However, the Bloomberg report intentionally or unintentionally hints and/or alleges that Amazon and Apple identified affected servers and monitored them for malicious activities (hack/breach incidents) prior to removing them from their data centers, suggesting the use of holistic security methods to identify and contain a threat that exploits the “malicious chip” vulnerability.   Spot on!

Going forward businesses need to take a new, holistic approach to security.  Traditional mindsets and approaches to enterprise security will be insufficient as rabid interest and investment in IoT and 5G by enterprises around the world expand the cyber-risk landscape.  However, based on our own research at neXt Curve, we have observed significant gaps in security capabilities and frameworks needed to address future bare-metal-to-edge security threats in a rapidly converging and expanding ICT universe.

One of the key technologies needed to fill the many holistic security capability gaps is AI-based behavioral analytics.  It is an emerging technology that is a critical element of a holistic security strategy and platform whereby standard (what is normal) profiles and behaviors of users and entities/resources (hosts, applications, and data repositories) and activities (network traffic and compute processes) are defined, and anomalous activity is analyzed, flagged, and quarantined or processes killed if needed.

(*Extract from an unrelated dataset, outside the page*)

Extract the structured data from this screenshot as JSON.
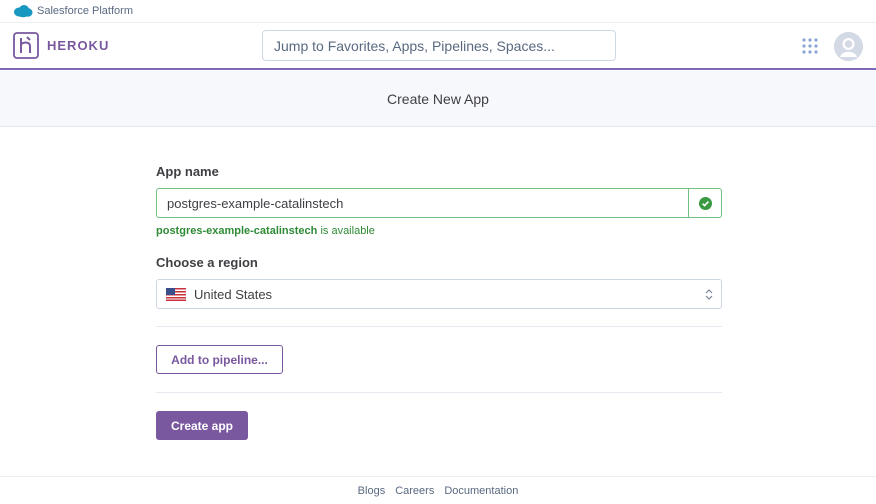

While behavioral analytics may reside at the core of a holistic security solution framework, additional capabilities and services will need to be integrated in order to realize visibility and control over an enterprise’s internal and external digital infrastructure and environments.  Additional solution components will range from cloud access security brokering, integrated endpoint and network service management, security information and event management (SIEM), to intelligent firewalls with DPI (deep packet inspection) for DLP: data loss prevention and content filtering.

Securing the network and software is not good enough anymore.  Enterprises need to think of security from bare metal in the data center to the cloud to the endpoint devices that deliver the digital value we all love so much.  It’s time to think differently about digital security.

Implications for Business Leaders

CISOs, CTOs and CIOs need to think of security holistically and consider new approaches to address an expanding field of profound hardware-level threats like Meltdown, Spectre and the tampering of hardware exemplified by the alleged Chinese “malicious chip” server sabotage.  The management of risk will require ensuring that both internal and external resources and infrastructures are vetted whether they are enterprise-managed or managed by a 3rd party service provider.

The C-Suite and the board need to understand the significant risks that processor-level vulnerabilities will have on their business and on their digital strategy.  It will be critical to bring cybersecurity competencies and a robust agenda into the boardroom to effectively manage and govern the expanding and deepening sea of digital threats facing enterprises today and into the foreseeable future.

Technology vendors have an opportunity to connect the dots and bridge existing and emerging technologies into a holistic security platform.  This will require traditional vendors and service providers to venture outside of their silos and partner with holistic security ecosystem plays or lead by example with newer innovations.